“There’s a lot of long hours behind the scenes that people don’t see,” Lt. Steven Tucker said. “Aircraft maintainers getting these aircraft ready to go and any last-minute things that need to be adjusted to get the mission off the ground.”
The aircraft are C-130s, for decades, the go-to cargo plane for the US military. The 103rd Airlift Wing specializes in flying and maintaining its C-130s.
“Bringing people and cargo to locations around the area, but we can do airdrop as well if needed,” explained an aircraft commander who did not want to be identified. “If there’s no place to land, we can drop the equipment or the personnel to the locations.”

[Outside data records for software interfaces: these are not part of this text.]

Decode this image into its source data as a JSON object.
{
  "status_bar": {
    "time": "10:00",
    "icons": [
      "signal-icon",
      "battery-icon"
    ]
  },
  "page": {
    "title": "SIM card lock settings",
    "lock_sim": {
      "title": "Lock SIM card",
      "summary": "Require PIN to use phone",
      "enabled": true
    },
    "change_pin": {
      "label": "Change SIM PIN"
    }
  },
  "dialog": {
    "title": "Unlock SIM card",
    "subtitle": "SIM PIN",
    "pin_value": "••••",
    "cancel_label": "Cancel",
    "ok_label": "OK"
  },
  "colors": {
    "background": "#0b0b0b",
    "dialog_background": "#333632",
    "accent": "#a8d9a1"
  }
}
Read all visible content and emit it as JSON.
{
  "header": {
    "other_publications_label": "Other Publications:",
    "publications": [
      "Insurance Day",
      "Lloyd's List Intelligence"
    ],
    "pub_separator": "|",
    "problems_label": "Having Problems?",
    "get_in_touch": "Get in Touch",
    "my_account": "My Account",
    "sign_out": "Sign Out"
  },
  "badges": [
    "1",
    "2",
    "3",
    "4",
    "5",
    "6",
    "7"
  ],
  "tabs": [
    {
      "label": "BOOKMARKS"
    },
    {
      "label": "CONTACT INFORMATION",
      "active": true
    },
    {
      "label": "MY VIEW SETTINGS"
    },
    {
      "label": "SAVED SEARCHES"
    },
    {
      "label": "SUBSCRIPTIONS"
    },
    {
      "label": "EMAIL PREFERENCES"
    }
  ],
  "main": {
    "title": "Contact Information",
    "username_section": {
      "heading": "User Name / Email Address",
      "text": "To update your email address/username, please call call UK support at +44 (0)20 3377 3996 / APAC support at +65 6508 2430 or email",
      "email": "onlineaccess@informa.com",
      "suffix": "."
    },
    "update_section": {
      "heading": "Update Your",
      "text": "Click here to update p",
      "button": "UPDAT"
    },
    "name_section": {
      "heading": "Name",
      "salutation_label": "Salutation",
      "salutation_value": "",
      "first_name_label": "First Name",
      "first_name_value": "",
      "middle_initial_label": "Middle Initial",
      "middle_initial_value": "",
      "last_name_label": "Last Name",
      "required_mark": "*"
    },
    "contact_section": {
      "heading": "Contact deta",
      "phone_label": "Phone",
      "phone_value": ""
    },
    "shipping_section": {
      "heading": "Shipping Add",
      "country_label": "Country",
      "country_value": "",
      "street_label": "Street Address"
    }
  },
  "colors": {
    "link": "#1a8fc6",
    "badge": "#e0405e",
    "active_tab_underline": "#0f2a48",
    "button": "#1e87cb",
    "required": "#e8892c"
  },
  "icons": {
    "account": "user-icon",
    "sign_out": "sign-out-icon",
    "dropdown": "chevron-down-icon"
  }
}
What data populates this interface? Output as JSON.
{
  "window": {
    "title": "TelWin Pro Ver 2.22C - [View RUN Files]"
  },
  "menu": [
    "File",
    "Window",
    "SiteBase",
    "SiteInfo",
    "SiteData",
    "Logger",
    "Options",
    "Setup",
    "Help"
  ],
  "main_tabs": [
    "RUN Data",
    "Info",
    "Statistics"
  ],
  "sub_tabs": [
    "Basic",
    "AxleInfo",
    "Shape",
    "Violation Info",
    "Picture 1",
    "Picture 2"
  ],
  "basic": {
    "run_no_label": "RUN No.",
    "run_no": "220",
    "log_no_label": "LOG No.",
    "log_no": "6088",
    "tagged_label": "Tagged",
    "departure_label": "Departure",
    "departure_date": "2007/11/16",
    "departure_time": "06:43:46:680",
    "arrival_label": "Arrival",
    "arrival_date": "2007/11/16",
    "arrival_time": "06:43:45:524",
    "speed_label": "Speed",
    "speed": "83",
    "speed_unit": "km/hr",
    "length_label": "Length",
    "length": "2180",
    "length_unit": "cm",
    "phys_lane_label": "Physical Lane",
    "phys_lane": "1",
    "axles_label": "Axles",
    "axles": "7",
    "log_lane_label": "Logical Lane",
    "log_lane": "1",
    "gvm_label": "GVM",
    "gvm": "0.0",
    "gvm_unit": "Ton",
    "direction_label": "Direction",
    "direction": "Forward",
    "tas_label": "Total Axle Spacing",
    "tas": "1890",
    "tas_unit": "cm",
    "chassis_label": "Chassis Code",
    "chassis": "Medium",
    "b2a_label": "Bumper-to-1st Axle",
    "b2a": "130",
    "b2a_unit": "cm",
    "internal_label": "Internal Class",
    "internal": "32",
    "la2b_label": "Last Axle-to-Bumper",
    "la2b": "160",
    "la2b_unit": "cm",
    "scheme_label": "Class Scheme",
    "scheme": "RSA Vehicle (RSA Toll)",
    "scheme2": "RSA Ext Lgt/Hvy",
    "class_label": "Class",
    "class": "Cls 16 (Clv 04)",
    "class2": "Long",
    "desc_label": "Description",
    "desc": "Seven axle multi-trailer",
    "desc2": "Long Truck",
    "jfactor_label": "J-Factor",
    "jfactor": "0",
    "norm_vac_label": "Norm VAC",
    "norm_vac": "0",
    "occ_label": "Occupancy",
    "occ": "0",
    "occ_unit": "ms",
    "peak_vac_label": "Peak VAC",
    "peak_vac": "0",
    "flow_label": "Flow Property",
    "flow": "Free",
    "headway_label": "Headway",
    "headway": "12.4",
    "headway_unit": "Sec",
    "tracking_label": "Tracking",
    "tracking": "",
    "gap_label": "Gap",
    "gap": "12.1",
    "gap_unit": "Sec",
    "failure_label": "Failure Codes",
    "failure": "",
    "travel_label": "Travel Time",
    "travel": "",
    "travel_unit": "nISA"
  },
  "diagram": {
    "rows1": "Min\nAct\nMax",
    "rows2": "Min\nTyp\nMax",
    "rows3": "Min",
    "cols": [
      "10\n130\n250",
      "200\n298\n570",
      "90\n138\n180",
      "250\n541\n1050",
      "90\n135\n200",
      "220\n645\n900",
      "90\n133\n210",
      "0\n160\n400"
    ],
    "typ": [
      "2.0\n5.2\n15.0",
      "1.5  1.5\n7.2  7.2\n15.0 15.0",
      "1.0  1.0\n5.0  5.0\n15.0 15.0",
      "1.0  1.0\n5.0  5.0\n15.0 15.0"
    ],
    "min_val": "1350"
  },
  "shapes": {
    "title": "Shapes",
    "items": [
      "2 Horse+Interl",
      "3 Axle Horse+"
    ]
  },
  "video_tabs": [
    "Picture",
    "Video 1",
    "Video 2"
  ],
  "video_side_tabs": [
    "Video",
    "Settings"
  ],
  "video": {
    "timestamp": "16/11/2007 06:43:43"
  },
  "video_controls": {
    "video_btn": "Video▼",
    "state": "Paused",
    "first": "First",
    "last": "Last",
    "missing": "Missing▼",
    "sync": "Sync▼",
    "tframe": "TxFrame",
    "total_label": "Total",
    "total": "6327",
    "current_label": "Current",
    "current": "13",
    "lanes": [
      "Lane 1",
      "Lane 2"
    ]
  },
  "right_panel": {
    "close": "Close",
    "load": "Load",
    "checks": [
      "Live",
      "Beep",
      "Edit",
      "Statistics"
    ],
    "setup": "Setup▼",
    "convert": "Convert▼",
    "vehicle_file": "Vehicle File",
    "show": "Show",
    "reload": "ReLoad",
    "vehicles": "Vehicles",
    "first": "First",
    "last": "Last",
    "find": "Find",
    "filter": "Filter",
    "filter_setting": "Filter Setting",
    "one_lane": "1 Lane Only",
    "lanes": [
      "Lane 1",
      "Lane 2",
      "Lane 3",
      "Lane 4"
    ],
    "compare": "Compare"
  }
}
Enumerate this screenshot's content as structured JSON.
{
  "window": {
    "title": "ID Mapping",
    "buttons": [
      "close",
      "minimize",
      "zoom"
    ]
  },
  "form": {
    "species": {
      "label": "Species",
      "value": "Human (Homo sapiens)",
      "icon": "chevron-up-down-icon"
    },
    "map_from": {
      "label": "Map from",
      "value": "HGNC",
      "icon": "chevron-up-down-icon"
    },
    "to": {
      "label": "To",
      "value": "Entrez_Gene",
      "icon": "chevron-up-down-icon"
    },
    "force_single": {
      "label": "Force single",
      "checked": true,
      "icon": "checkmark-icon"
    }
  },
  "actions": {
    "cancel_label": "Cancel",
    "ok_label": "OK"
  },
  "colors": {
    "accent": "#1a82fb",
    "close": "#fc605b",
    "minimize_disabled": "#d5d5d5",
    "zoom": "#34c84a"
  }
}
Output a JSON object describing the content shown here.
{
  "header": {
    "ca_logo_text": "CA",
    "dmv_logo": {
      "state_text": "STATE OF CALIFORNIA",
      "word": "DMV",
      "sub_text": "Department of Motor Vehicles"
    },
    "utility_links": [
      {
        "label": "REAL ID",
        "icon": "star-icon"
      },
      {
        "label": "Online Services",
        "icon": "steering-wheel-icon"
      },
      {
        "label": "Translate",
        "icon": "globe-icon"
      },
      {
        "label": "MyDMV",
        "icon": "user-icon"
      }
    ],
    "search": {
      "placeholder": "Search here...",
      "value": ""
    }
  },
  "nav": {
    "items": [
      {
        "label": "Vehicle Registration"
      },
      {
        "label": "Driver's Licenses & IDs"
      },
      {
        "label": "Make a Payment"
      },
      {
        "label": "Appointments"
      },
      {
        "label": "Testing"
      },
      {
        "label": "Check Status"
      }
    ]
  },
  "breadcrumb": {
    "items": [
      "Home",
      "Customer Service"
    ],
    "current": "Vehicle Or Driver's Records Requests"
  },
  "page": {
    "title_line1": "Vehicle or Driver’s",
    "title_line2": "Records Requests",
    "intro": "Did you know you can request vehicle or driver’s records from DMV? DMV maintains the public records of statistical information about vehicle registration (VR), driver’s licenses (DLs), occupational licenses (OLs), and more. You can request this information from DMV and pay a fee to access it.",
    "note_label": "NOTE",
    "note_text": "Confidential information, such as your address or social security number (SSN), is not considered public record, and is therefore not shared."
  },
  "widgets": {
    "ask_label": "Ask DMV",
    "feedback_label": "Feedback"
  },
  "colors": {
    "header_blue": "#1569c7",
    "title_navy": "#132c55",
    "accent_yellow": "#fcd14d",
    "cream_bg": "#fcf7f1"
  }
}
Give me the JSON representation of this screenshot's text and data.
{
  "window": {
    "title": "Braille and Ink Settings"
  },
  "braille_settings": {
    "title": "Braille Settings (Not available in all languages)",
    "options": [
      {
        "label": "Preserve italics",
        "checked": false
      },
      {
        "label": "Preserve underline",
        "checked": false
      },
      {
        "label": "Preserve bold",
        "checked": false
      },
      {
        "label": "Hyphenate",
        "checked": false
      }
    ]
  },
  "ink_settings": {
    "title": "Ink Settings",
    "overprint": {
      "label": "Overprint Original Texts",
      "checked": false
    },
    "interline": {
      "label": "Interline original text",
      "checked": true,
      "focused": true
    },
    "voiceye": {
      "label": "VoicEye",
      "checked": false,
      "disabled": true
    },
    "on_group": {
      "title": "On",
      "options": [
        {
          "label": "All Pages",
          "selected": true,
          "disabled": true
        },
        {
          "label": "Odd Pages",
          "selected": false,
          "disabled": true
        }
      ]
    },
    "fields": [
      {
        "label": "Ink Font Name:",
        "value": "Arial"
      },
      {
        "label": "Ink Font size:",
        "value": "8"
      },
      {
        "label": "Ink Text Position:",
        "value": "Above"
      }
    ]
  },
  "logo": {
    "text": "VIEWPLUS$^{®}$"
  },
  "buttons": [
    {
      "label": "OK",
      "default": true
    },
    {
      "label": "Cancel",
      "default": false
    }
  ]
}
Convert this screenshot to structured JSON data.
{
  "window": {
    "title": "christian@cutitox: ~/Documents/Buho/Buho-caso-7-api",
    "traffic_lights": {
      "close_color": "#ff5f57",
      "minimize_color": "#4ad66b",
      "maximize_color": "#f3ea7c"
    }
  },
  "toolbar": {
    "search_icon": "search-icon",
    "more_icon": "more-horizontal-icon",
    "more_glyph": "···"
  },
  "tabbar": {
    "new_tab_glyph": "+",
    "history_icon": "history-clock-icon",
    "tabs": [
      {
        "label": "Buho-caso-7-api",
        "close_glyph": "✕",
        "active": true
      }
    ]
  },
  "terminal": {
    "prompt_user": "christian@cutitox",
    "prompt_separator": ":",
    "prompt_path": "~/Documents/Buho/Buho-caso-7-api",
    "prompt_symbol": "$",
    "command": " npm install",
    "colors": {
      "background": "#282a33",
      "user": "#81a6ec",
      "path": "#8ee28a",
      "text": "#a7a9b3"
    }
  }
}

Their new location will be the Horn of Africa, supporting ongoing U.S. military operations. Of course, they will miss Connecticut.
“My family,” Capt. Jennifer Pierce said. “Absolutely, I will miss my family the most.”
And their families will miss them. Many came to say goodbye. Millie Blazas’ son Brendan deployed once before.
“It was a great experience. He was a medic back then,” Blazas said. “He went to Kuwait and then he saw a bunch of C-130s flying over his base, and that’s when he decided he wanted to become a flight engineer and be in a C-130.”
A lot is going on in the part of the world where these airmen and airwomen are headed, so they are not exactly sure what kind of military operations they will be supporting. Col Steve Gwinn, the commander of the 103rd Airlift Wing, says his people can do it handle anything because they have done it all before.
“In 2017, it was the second battle of Mosul. We were there in the thick of things against ISIS,” Gwinn said. “In 2019, we were doing the cleanup out of Iraq, and then, of course, we had Afghanistan starting to do their big wind down.”
This mission means they won’t be home again for several months.
“It’s tough. It’s never easy, it doesn’t get any easier,” the aircraft commander said. “In fact, it probably gets harder as it goes on, but a military family is very resilient.”
Plus, those families and the men and women in uniform all know that Connecticut supports them, too.